we have this relation
Store: [SID, City, EID]
Employee: [EID, Name, Salary, SID]
Article: [AID, Name, Producer, Price]
Inventory: [AID, SID, Count]
Invoice: [IID, SID, Customer]
Item: [IID, SID, AID, Count]

Store.EID is a foreign key referencing Employee.EID and designates the store manager. Employee.SID is a foreign key referencing Store.SID and describes in which store this employee is employed. The inventory table stores (with foreign keys) how many articles (AID) are in stock at which store (SID). An invoice is generated at a store (SID) and consists of multiple items, where each item is composed of an article (AID) and a count.

The Employee table contains 20 000 employees, of which exactly two tuples t into one page. Each employee has a (uniformly distributed) salary between 20 000 and 100 000. There are 10 stores, each with the same amount of employees. The Employee table has two secondary composite-key indices on (Salary,EID) and (EID,Salary). Both indices are B+ trees with a height of h and each leaf can store 5 references to pages.

The question is Which index requires less page accesses for the query select * from Employee where EID = 5 and Salary > 60000?

So I know that the (EID, Salary) is better to use here, since the EID is unique and it will go to the EID = 5 and then find his salary, however, I find it a little bit confusing because actually, we have one access to the EID 5 then the condition will be checked and we will either get this employee or not. So how can I calculate the costs of each in order to compare between them?

• So for the index (EID, Salary) you have (in the worst case) 1 page access to read the data plus the ones you need to go through the B-tree (that should be I guess h). And how many will you have (on average and worst case) for the index (Salary, EID) ? Nov 10, 2018 at 20:53
• I do not know how many employees have a salary bigger than 60000 but I know that each one of them earns different salary of the other person so none of them has the same salary, however between 60000 and 100000 there is 40000 so in worst case all the employees have a salary bigger than 60000 so 20000 employees and since each page can contain 2 tuples so we have 10000 pages in worst case I suppose. Nov 10, 2018 at 21:15

Since the index (EID,Salary) has a height of h, the PK on EID must have height <=h. If this is a clustered index, then for <= h LIOs (page reads) the PK can satisfy the query.

Then assuming the PK is not clustered, using the PK costs h or h + 1 LIOs.

condition will be checked and we will either get this employee or not. So how can I calculate the costs of each in order to compare between them?

The probability that the salary >60000 is about 0.5, so you can calculate an expected cost. Using the index on (EID,Salary) has an expected cost of
0.5 * h + 0.5 * (h+1) = h + 0.5 LIOs.

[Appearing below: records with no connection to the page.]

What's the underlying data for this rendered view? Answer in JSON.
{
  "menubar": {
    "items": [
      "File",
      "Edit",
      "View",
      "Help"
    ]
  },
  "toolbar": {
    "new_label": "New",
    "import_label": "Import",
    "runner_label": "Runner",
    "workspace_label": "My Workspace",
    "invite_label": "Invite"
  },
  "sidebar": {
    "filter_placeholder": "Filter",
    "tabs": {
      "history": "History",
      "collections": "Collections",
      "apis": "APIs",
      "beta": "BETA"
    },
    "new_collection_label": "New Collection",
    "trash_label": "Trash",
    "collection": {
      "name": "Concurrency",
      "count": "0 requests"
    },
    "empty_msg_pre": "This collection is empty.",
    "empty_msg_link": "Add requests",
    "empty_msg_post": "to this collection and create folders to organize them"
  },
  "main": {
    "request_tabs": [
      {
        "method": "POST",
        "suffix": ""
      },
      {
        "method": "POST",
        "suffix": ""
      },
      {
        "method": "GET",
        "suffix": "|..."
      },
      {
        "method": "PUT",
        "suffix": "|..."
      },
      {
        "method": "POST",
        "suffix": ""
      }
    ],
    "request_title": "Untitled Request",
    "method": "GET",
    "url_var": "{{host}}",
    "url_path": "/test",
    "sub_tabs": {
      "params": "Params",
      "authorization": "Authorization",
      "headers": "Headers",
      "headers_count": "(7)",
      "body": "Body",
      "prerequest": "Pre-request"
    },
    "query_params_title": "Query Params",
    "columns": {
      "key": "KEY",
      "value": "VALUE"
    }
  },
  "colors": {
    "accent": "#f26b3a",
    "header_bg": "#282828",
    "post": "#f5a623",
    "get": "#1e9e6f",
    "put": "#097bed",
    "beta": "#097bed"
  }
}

Using the (Salary,EID) index costs h LIOs to seek to the first row with Salary >60000, and then you can scan across the leaf pages to find EID=5, which will require reading (0 -.05] of the total leaf pages. If Employee has 2 rows per page the (Salary, EID) index would have, perhaps, 8 rows per page. So you scan, on average, .25 of the rows or (20,000/8)/4=625. So that would cost, on average 625+h LIOs.